Despite the platitudes voiced by Thomas Bach, president of the International Olympic Committee (IOC), that the 2014 Sochi Winter Olympics were the dawn of a “more open, more inclusive Russia,” it appears that in the short term at least, the Games’ gargantuan $51 billion budget was money well spent by an anything-but-open, anything-but-inclusive government of President Vladimir Putin.
In the long term, of course, it’s entirely possible that the Sochi Games will become the same sort of albatross around taxpayers’ neck that the 1976 Summer Games were for Montrealers. By the time that becomes apparent, though, it’s likely that Putin will have mercifully faded into the history books and the children of this month’s Russian medal winners will be among those left holding the bag.
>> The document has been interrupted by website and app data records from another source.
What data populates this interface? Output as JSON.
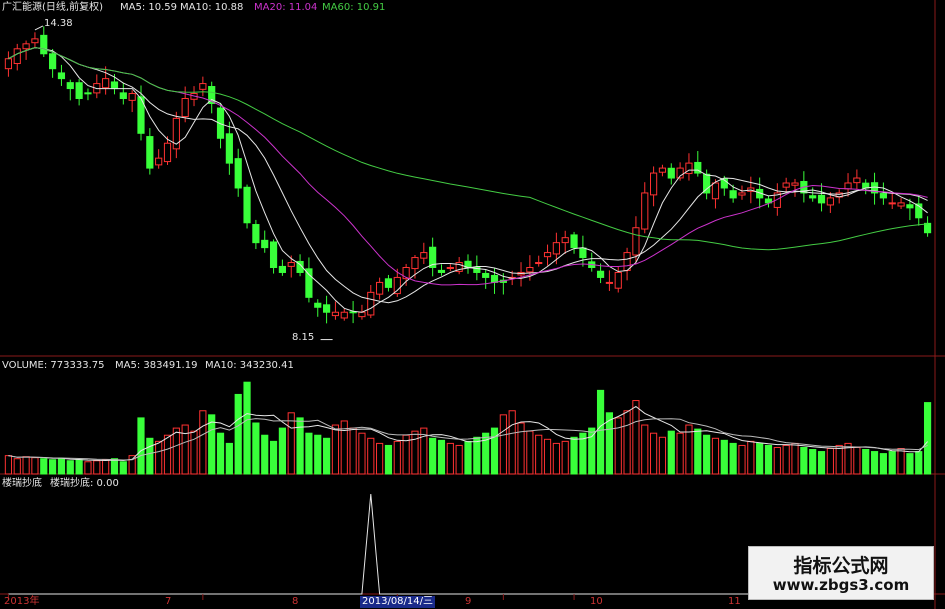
{
  "header": {
    "stock": "广汇能源(日线,前复权)",
    "ma_items": [
      {
        "label": "MA5: 10.59",
        "color": "#e6e6e6"
      },
      {
        "label": "MA10: 10.88",
        "color": "#e6e6e6"
      },
      {
        "label": "MA20: 11.04",
        "color": "#cc33cc"
      },
      {
        "label": "MA60: 10.91",
        "color": "#44cc44"
      }
    ],
    "high_label": "14.38",
    "low_label": "8.15"
  },
  "volume_header": {
    "label": "VOLUME: 773333.75",
    "ma5": "MA5: 383491.19",
    "ma10": "MA10: 343230.41"
  },
  "indicator_header": {
    "name": "楼瑞抄底",
    "value": "楼瑞抄底: 0.00"
  },
  "xaxis": {
    "labels": [
      "2013年",
      "7",
      "8",
      "2013/08/14/三",
      "9",
      "10",
      "11"
    ]
  },
  "watermark": {
    "line1": "指标公式网",
    "line2": "www.zbgs3.com"
  },
  "colors": {
    "up": "#ff3232",
    "down": "#39ff3a",
    "ma5": "#e6e6e6",
    "ma10": "#e6e6e6",
    "ma20": "#cc33cc",
    "ma60": "#44cc44",
    "grid": "#8a1a1a"
  },
  "chart_data": [
    {
      "type": "candlestick",
      "title": "广汇能源(日线,前复权)",
      "ylim": [
        7.9,
        14.7
      ],
      "high": 14.38,
      "low": 8.15,
      "close_series": [
        13.8,
        14.0,
        14.1,
        14.2,
        13.9,
        13.6,
        13.4,
        13.2,
        13.0,
        13.1,
        13.3,
        13.4,
        13.2,
        13.0,
        13.1,
        12.3,
        11.6,
        11.8,
        12.1,
        12.6,
        13.0,
        13.1,
        13.3,
        12.9,
        12.2,
        11.7,
        11.2,
        10.5,
        10.1,
        10.0,
        9.6,
        9.5,
        9.7,
        9.5,
        9.0,
        8.8,
        8.7,
        8.7,
        8.7,
        8.7,
        8.7,
        9.1,
        9.3,
        9.2,
        9.4,
        9.6,
        9.8,
        9.9,
        9.6,
        9.5,
        9.6,
        9.7,
        9.6,
        9.5,
        9.4,
        9.3,
        9.3,
        9.4,
        9.5,
        9.6,
        9.7,
        9.9,
        10.1,
        10.2,
        10.0,
        9.8,
        9.6,
        9.4,
        9.3,
        9.5,
        9.9,
        10.4,
        11.1,
        11.5,
        11.6,
        11.4,
        11.6,
        11.7,
        11.5,
        11.1,
        11.3,
        11.2,
        11.0,
        11.1,
        11.2,
        11.0,
        10.9,
        11.1,
        11.3,
        11.3,
        11.1,
        11.0,
        10.9,
        11.0,
        11.1,
        11.3,
        11.4,
        11.2,
        11.1,
        11.0,
        10.9,
        10.9,
        10.8,
        10.6,
        10.3
      ],
      "ma_lines": [
        {
          "name": "MA5",
          "value": 10.59
        },
        {
          "name": "MA10",
          "value": 10.88
        },
        {
          "name": "MA20",
          "value": 11.04
        },
        {
          "name": "MA60",
          "value": 10.91
        }
      ]
    },
    {
      "type": "bar",
      "title": "VOLUME",
      "last_volume": 773333.75,
      "ma5": 383491.19,
      "ma10": 343230.41,
      "values": [
        0.18,
        0.15,
        0.17,
        0.16,
        0.15,
        0.14,
        0.15,
        0.13,
        0.14,
        0.12,
        0.13,
        0.14,
        0.15,
        0.12,
        0.18,
        0.55,
        0.35,
        0.32,
        0.38,
        0.45,
        0.48,
        0.42,
        0.62,
        0.58,
        0.4,
        0.3,
        0.78,
        0.9,
        0.5,
        0.38,
        0.32,
        0.45,
        0.6,
        0.55,
        0.4,
        0.38,
        0.35,
        0.48,
        0.52,
        0.45,
        0.4,
        0.35,
        0.3,
        0.28,
        0.32,
        0.38,
        0.42,
        0.45,
        0.35,
        0.33,
        0.3,
        0.28,
        0.32,
        0.36,
        0.4,
        0.45,
        0.58,
        0.62,
        0.5,
        0.42,
        0.38,
        0.34,
        0.3,
        0.32,
        0.36,
        0.4,
        0.45,
        0.82,
        0.6,
        0.55,
        0.62,
        0.72,
        0.48,
        0.4,
        0.36,
        0.42,
        0.4,
        0.48,
        0.44,
        0.38,
        0.35,
        0.33,
        0.3,
        0.28,
        0.32,
        0.3,
        0.28,
        0.26,
        0.28,
        0.3,
        0.26,
        0.24,
        0.22,
        0.25,
        0.28,
        0.3,
        0.26,
        0.24,
        0.22,
        0.2,
        0.22,
        0.25,
        0.2,
        0.22,
        0.7
      ]
    },
    {
      "type": "line",
      "title": "楼瑞抄底",
      "last_value": 0.0,
      "values_note_index": 41,
      "values": [
        0,
        0,
        0,
        0,
        0,
        0,
        0,
        0,
        0,
        0,
        0,
        0,
        0,
        0,
        0,
        0,
        0,
        0,
        0,
        0,
        0,
        0,
        0,
        0,
        0,
        0,
        0,
        0,
        0,
        0,
        0,
        0,
        0,
        0,
        0,
        0,
        0,
        0,
        0,
        0,
        0,
        1,
        0,
        0,
        0,
        0,
        0,
        0,
        0,
        0,
        0,
        0,
        0,
        0,
        0,
        0,
        0,
        0,
        0,
        0,
        0,
        0,
        0,
        0,
        0,
        0,
        0,
        0,
        0,
        0,
        0,
        0,
        0,
        0,
        0,
        0,
        0,
        0,
        0,
        0,
        0,
        0,
        0,
        0,
        0,
        0,
        0,
        0,
        0,
        0,
        0,
        0,
        0,
        0,
        0,
        0,
        0,
        0,
        0,
        0,
        0,
        0,
        0,
        0,
        0
      ]
    }
  ]
}
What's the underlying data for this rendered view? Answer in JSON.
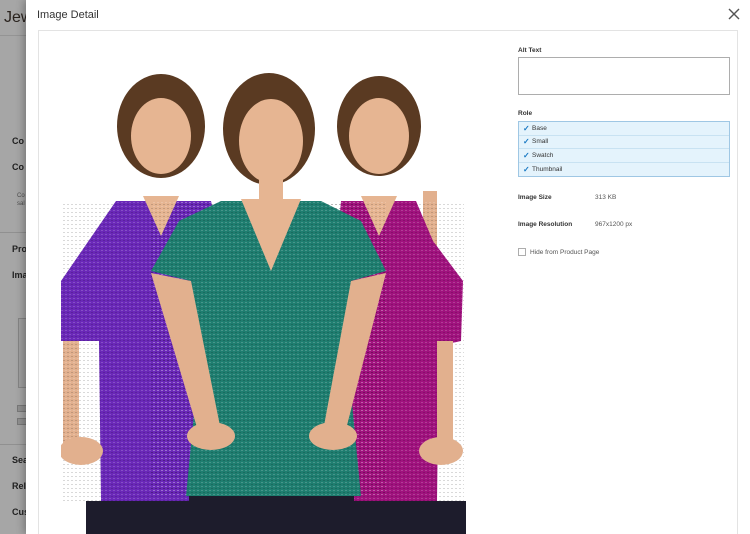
{
  "background": {
    "title": "Jew",
    "sections": [
      "Co",
      "Co",
      "Pro",
      "Ima",
      "Sea",
      "Rel",
      "Cus"
    ],
    "small_texts": [
      "Co",
      "sal"
    ]
  },
  "modal": {
    "title": "Image Detail",
    "close_icon": "close-icon",
    "alt_text": {
      "label": "Alt Text",
      "value": ""
    },
    "role": {
      "label": "Role",
      "options": [
        {
          "label": "Base",
          "checked": true
        },
        {
          "label": "Small",
          "checked": true
        },
        {
          "label": "Swatch",
          "checked": true
        },
        {
          "label": "Thumbnail",
          "checked": true
        }
      ]
    },
    "image_size": {
      "label": "Image Size",
      "value": "313 KB"
    },
    "image_resolution": {
      "label": "Image Resolution",
      "value": "967x1200 px"
    },
    "hide_from_product_page": {
      "label": "Hide from Product Page",
      "checked": false
    }
  },
  "colors": {
    "accent": "#1979c3",
    "role_bg": "#e4f3fc",
    "shirt_purple": "#6a28b8",
    "shirt_teal": "#1f7e70",
    "shirt_magenta": "#a0127e"
  }
}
Inside the Olympic bubble, of course, the Games were a rousing success for many — including Canadians, who proved that when it comes to games played with a biscuit or a loaf of heavy bread sliding around on the ice, nobody does it better. If anything, Sunday’s 3-0, gold-medal-clinching men’s hockey win over Sweden was the anti-climax to the women’s team’s dramatic, come-from-behind clincher over the U.S. and even to the men’s semifinal triumph over our southern neighbours — who not only failed to medal but were symbolically saddled with the erstwhile Justin Bieber (thanks to the Chicago trucking company whose billboard provided the Games’ heartiest laugh).
Russia’s athletes, of course, also deserve our most sincere congratulations on having — despite the sudden injury and retirement of iconic figure skater Evgeni Plushenko and their team’s dismal showing in men’s hockey — persevered and won the overall medal count. Perseverance, it seems, is one of the Russians’ defining traits and one that will undoubtedly be needed in the years ahead.
Sadly, Putin — despite his government’s history of brutally intimidating and silencing critics, the latest example of which was the on-camera whipping of members of the dissident girl band Pussy Riot — probably came out of these Games smelling like a rose. Even the pre-Games publicity surrounding the government’s anti-gay “propaganda” law appears have been swept under the rug for the 17 days of the Games.
But maybe Bach was right: Maybe this was the dawn of a new, more inclusive Russia. It’s possible — but we’d say, highly unlikely.
— David Burke